We had cause a few weeks ago to comment on the issue of isolated attacks on Nigerian businesses in the country. Although it is not widespread and largely exaggerated, some occurrences have occurred regrettably.

Xenophobia has never been part of our culture and should not be encouraged now. The age-old Ghanaian hospitability is under threat by such isolated cases.

We did call for restraint in such matters even as we support the call by the membership of the Ghana Union Traders Association (GUTA) that the law barring foreigners from engaging in retail trading be applied.

In matters that involve Ghana and Nigeria especially, extra caution must be taken considering the implication of things getting out of hand as they could be when there is chaos in the issue under review.

The two countries have a lot of things in common all of which are steeped in history; they are inseparable and must avoid anything that can create an impression of xenophobia.

Information reaching us indicates that some Nigerians have demonstrated in front of the ECOWAS Secretariat in Abuja, Nigeria over the bad treatment of Nigerians in Ghana.

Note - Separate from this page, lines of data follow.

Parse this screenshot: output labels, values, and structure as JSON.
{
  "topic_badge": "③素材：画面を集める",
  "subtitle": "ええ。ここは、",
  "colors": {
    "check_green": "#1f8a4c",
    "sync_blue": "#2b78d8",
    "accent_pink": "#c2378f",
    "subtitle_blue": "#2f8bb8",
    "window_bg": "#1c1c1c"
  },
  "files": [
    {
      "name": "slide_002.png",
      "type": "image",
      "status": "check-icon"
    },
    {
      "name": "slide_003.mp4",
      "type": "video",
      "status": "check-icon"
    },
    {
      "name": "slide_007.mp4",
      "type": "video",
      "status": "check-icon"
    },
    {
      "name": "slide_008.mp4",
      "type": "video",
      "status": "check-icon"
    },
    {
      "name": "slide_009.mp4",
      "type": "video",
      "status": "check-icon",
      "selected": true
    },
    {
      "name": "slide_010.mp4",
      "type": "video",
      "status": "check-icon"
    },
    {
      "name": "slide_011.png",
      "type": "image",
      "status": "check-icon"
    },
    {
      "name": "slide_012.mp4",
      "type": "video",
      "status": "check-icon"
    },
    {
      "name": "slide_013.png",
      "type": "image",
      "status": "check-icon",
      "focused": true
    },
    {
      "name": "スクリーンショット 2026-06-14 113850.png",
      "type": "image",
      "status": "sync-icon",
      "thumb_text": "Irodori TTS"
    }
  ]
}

This is not the kind of news President Akufo-Addo and his predecessors would like to hear. They have all worked hard to enhance the bond of friendship existing between the two countries and would be pained to observe such degeneration.

Nigeria and Ghana stand to benefit symbiotically from cooperation in trade and other activities as is already being witnessed. Indeed, these have gone on for close to two hundred years and nothing should be done to scuttle it.

We recall what happened in South Africa when some locals stretched xenophobia beyond sensible limits: the result was fatal. Free trade is the bedrock of capitalism and should be exploited by both countries under the aegis of ECOWAS.

Today there are close to twenty Lagos vehicle termini in Accra and equal number in the commercial capital of Nigeria; this is an indication about the volume of informal trade between the two countries; citizens of which travel to and fro by road and air, economic activities thereof impacting on the lives of the citizens immeasurably.

The impact of prolonging the burgeoning bad blood as recorded in some towns in the country would not inure to the interest of the regional economic bloc, ECOWAS.

What would be the use of the many summits and interactions between heads of state of ECOWAS member countries when xenophobia subtly underlines the relationship?

It would appear that the law which is the source of the extremism being witnessed should be looked into with a view to arriving at something which would serve us positively and in the contrary.

The European Union has a lot of lessons for us. That officialdom has not been able to openly support the extremists in this direction, suggests the challenge it is facing in taking a decision.

The impression that Nigerians are suffering xenophobia in Ghana can be scathing and should not be allowed by all means.

This op-ed is an editorial by Ghanaian news platform, Daily Guide as published in Modern Ghana